**Problem statement:** Please find every line in the entries below that contains the string "JSON", and copy it.

App and web page records
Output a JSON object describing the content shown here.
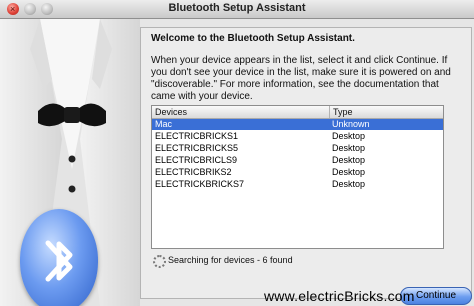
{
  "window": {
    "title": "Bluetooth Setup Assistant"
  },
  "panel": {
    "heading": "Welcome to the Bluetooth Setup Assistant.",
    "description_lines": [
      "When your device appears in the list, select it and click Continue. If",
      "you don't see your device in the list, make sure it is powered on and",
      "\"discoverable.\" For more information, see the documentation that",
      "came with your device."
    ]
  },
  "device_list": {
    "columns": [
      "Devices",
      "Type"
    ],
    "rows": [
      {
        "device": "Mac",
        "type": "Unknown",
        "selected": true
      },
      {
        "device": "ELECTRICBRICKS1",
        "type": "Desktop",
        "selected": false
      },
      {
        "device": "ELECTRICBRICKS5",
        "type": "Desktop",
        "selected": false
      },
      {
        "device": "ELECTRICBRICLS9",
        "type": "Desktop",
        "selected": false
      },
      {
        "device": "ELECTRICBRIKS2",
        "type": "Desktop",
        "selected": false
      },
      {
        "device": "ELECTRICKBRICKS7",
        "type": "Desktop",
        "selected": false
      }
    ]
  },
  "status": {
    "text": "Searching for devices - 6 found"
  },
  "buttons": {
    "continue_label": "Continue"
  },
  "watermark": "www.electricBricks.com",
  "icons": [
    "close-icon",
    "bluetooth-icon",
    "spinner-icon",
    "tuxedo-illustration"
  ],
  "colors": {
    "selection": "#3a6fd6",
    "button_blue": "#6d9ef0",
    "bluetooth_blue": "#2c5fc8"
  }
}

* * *

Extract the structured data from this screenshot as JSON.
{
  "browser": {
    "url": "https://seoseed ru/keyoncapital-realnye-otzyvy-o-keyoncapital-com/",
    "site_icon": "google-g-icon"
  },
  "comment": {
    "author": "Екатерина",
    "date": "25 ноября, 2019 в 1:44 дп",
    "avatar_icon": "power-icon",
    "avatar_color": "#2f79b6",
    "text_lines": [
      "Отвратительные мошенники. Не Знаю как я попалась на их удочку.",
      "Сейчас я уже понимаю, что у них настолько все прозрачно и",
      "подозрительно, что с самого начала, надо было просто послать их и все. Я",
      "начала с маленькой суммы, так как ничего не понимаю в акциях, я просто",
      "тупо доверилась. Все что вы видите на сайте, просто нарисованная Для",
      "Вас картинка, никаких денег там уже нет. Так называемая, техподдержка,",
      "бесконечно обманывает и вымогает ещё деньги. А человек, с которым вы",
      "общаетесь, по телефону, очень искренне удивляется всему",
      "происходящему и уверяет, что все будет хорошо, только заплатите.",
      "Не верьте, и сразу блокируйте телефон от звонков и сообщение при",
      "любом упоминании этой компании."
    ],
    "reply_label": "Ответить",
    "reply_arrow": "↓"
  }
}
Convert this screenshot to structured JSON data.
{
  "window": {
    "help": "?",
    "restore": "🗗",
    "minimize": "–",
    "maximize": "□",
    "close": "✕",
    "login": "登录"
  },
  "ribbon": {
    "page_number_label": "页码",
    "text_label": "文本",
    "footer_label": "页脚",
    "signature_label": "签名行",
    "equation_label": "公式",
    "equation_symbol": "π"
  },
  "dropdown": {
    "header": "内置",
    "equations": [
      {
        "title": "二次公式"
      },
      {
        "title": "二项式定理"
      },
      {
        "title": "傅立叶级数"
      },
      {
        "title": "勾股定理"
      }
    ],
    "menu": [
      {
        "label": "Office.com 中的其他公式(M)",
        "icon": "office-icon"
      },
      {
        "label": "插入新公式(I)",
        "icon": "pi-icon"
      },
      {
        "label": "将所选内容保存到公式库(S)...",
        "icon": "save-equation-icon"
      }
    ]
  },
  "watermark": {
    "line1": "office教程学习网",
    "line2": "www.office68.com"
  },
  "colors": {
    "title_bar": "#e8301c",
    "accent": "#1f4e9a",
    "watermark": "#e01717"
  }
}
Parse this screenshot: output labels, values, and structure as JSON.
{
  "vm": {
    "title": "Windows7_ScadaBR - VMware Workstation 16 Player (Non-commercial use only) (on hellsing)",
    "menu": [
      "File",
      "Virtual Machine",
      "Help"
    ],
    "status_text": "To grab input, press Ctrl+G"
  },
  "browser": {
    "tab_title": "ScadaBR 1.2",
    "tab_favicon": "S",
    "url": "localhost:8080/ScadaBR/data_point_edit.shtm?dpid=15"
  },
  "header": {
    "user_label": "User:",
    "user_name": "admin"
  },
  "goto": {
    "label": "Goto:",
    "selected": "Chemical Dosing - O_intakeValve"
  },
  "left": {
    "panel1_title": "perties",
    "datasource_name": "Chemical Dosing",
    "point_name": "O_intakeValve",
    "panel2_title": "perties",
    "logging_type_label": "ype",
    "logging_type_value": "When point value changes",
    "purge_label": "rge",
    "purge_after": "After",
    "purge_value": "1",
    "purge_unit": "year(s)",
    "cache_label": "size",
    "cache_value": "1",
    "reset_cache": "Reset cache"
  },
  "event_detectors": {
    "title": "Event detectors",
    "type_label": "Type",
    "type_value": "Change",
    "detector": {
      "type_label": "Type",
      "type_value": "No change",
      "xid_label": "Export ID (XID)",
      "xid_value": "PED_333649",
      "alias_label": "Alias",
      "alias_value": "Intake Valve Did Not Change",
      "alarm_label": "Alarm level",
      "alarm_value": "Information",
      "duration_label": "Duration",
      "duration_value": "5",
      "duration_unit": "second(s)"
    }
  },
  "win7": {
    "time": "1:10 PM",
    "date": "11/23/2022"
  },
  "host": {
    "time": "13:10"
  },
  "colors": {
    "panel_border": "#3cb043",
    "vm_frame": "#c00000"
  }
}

**Solution to the problem:**
Output a JSON object describing the content shown here.
Extract the structured data from this screenshot as JSON.
Convert this screenshot to structured JSON data.
Parse this screenshot: output labels, values, and structure as JSON.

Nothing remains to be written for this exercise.